Picture the cobblestone streets, horse-drawn carriages, blanketing fog, and rampant snobbery of Victorian Boston: ``A fierce world, in which the women fought more bitterly than the men.'' The acceptable marriage is rewarded with such dubious honors as the favored place in the right sewing circle. In this context, beautiful young Valentine Thorne finds herself facing disaster after falling unwisely in love and writing impolitic letters. Now, just when she's at the very point of landing the correct, fatuous George Putnam, Colonel William D'Arcy Mann (think twirling mustaches) has his hooks deep into her. Somehow he’s gotten hold of her letters and is threatening to make them public in Town Topics, the scandal sheet he uses to blackmail proper Bostonians into paying up or seeing their names and peccadilloes served up with breakfast. Desperate, Valentine turns to her cousins Addington and Caroline Ames, Peale’s sisterbrother sleuthing team, for help in prying the letters loose. Addington goes calling on the caddish Colonel, only to find that someone has already permanently attended to him. There follows an amplitude of twisting and turning in the most arch manner of Victorian melodrama before happy tidings come to the deserving, and the wicked suffer their condign fate.

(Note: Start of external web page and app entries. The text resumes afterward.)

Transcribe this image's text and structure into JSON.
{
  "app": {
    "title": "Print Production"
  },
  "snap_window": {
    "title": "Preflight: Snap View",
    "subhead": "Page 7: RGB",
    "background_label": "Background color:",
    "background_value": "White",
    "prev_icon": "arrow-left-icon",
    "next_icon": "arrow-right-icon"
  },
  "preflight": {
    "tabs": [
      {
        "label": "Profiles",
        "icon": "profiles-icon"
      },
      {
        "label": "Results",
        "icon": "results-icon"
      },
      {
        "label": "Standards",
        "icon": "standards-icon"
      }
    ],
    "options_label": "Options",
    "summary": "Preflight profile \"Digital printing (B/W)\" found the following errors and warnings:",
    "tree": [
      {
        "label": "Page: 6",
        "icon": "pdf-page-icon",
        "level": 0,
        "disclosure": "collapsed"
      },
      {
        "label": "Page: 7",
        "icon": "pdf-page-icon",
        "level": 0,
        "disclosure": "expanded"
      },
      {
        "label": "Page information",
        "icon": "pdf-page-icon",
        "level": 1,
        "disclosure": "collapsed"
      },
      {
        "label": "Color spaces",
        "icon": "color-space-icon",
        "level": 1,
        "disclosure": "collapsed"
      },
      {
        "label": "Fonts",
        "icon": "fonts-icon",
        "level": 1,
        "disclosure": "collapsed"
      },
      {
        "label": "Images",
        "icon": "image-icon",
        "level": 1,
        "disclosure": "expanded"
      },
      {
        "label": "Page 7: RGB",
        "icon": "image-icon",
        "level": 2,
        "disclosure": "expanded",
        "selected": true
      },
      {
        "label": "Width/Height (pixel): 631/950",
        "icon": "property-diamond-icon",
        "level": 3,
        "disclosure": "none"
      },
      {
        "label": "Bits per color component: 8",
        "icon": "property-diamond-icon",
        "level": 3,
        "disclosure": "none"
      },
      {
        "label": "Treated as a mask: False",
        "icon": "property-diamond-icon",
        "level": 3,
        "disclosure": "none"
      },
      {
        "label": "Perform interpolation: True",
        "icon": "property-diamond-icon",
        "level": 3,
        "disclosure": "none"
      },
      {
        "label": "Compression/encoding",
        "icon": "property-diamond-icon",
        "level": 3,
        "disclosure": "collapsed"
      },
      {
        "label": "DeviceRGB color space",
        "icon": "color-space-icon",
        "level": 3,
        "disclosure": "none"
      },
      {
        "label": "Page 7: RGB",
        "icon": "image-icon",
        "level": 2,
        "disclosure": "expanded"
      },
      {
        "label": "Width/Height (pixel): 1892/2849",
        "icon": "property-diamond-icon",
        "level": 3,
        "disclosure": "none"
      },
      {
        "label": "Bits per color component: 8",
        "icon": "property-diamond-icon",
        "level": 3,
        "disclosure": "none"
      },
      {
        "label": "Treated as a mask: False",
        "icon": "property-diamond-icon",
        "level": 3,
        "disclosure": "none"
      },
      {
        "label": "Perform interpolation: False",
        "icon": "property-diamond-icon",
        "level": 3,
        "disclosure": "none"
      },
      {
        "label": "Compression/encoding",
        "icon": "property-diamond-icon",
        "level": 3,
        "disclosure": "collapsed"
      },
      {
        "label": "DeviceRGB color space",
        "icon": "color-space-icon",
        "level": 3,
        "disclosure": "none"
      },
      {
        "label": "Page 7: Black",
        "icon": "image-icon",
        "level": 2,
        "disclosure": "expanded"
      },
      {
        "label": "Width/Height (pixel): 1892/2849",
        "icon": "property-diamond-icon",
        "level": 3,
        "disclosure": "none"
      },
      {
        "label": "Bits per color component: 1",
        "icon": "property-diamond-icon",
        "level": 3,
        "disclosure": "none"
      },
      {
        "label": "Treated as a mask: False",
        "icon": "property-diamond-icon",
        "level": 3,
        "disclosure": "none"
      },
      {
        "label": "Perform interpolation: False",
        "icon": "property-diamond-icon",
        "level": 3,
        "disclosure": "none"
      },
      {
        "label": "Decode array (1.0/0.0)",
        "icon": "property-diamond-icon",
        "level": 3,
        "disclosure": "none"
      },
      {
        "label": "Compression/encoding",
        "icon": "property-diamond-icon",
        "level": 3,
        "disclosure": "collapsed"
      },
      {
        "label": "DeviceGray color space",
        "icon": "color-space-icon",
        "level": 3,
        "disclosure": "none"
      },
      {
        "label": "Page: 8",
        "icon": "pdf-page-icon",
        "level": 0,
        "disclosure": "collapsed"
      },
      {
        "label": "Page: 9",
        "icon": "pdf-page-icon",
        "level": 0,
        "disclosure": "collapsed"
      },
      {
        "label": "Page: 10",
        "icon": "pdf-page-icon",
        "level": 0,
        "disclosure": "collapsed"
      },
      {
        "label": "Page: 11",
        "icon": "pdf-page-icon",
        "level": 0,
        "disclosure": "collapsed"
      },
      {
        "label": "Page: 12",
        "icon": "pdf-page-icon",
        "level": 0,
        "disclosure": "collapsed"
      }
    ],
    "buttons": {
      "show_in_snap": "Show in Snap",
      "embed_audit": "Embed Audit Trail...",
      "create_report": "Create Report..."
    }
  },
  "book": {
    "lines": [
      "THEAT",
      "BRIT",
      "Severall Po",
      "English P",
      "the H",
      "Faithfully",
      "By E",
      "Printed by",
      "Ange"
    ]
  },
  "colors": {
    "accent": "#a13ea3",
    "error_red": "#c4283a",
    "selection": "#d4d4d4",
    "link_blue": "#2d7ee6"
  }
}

Overblown characters dished up in purpletinted prose. Peale, a pseudonym for historical novelist Nancy Zaroulis (Massachusetts, 1991, etc.), gets the period detail right, but little else.